Andrew Mude is a Principal Economist at the International Livestock Research Institute based in Nairobi, Kenya.  His portfolio deals largely with developing innovative, evidence-based technological solutions to ensure the productive and sustainable use of livestock by dryland populations.  Andrew leads the multiple-award winning effort to design, evaluate and scale livestock insurance to help millions of poor herders and their families who care for and depend upon their livestock under conditions of considerable drought risk.  Widely published in peer-reviewed journals, and featured in numerous prestigious media outlets across, Andrew was the 2016 recipient of the Normal Borlaug Award for Field Research and Application recognizing exceptional, science-based achievement in international agriculture and food production by an individual under 40.  Andrew completed his doctoral degree in Economics at Cornell University in 2006 and was a Mid-Career Fellow of the Sustainability Science Program at Harvard’s Kennedy School in 2011.

Dr Andrew Mude Paper Crawford Fund Conference 2017

Dr Andrew Mude Presentation

The role of mobile technologies in promoting sustainable delivery of livestock insurance in the East African Drylands:  Toward sustainable Index-Based Livestock Insurance (IBLI) for Pastoralists

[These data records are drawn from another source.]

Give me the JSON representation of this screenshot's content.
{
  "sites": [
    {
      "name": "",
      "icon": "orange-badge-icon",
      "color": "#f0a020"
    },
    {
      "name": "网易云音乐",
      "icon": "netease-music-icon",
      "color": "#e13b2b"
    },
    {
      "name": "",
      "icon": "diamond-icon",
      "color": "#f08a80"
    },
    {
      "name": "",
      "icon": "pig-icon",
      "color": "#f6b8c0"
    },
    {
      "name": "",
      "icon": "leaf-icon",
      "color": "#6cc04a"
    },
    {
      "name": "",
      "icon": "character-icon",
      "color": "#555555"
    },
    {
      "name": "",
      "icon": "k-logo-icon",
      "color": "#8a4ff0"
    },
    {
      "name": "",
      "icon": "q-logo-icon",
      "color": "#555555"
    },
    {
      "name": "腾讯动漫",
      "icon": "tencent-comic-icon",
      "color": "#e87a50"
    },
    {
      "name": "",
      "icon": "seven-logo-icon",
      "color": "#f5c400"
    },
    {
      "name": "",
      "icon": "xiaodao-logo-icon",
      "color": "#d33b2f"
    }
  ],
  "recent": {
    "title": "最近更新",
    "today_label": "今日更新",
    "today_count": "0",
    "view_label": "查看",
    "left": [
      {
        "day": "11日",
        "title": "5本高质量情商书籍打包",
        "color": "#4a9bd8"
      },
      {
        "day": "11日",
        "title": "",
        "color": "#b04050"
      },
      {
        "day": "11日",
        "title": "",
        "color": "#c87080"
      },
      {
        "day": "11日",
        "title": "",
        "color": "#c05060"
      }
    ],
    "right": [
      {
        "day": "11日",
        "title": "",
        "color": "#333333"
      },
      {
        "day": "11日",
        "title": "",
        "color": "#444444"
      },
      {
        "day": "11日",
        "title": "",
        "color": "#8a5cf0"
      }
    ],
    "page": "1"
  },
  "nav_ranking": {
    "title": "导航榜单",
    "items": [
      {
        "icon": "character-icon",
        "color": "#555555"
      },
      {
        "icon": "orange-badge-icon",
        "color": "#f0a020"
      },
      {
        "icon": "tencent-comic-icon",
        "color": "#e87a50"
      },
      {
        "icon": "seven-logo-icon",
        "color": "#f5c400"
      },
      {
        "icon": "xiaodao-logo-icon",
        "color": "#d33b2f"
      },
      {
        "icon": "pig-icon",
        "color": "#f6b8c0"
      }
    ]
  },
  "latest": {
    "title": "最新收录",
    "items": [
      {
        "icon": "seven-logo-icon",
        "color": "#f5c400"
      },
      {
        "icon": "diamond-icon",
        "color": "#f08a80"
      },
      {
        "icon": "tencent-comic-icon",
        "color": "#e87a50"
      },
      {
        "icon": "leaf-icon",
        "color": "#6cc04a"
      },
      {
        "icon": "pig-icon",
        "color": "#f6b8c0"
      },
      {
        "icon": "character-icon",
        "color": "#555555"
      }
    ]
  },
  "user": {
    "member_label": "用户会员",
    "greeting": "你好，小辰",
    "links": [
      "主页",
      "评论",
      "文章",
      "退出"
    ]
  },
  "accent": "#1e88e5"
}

The International Livestock Research Institute (ILRI) together with her partners launched a pilot index-based livestock insurance (IBLI) product in January 2010 in Marsabit District of Northern Kenya that has since scaled across the drylands of Kenya and is also gaining momentum in Ethiopia where a pilot was launched in 2012.  One problem inspired ILRI’s IBLI agenda:  Finding a sustainable way to help pastoralists to quickly recover from the considerable losses they incur during severe droughts.  Over the years, evidence of IBLI impact and value for money, and continued research and development on product design, as well as innovations along the service delivery chain has helped with uptake, in convincing governments and development partners of its importance as a risk management tool, and won IBLI a plethora of international awards.

Briefly describing the key elements of the IBLI agenda, this presentation focuses on how the IBLI team leveraged a suite of digital technologies – largely mobile based – to help scale some of the main obstacles to the provision of IBLI.  Even in the sparsely populated, drylands of Northern Kenya which the IBLI product targets, socioeconomic evolution has resulted in a growing density of mobile network coverage and a proliferation of mobile phone ownership, and use.  Exploiting this trend, the IBLI team and partners have developed mobile applications for offline sales transactions, drastically reduced the cost and time to delivery of indemnity payments, as well as a whole host of other applications in information exchange and knowledge dissemination.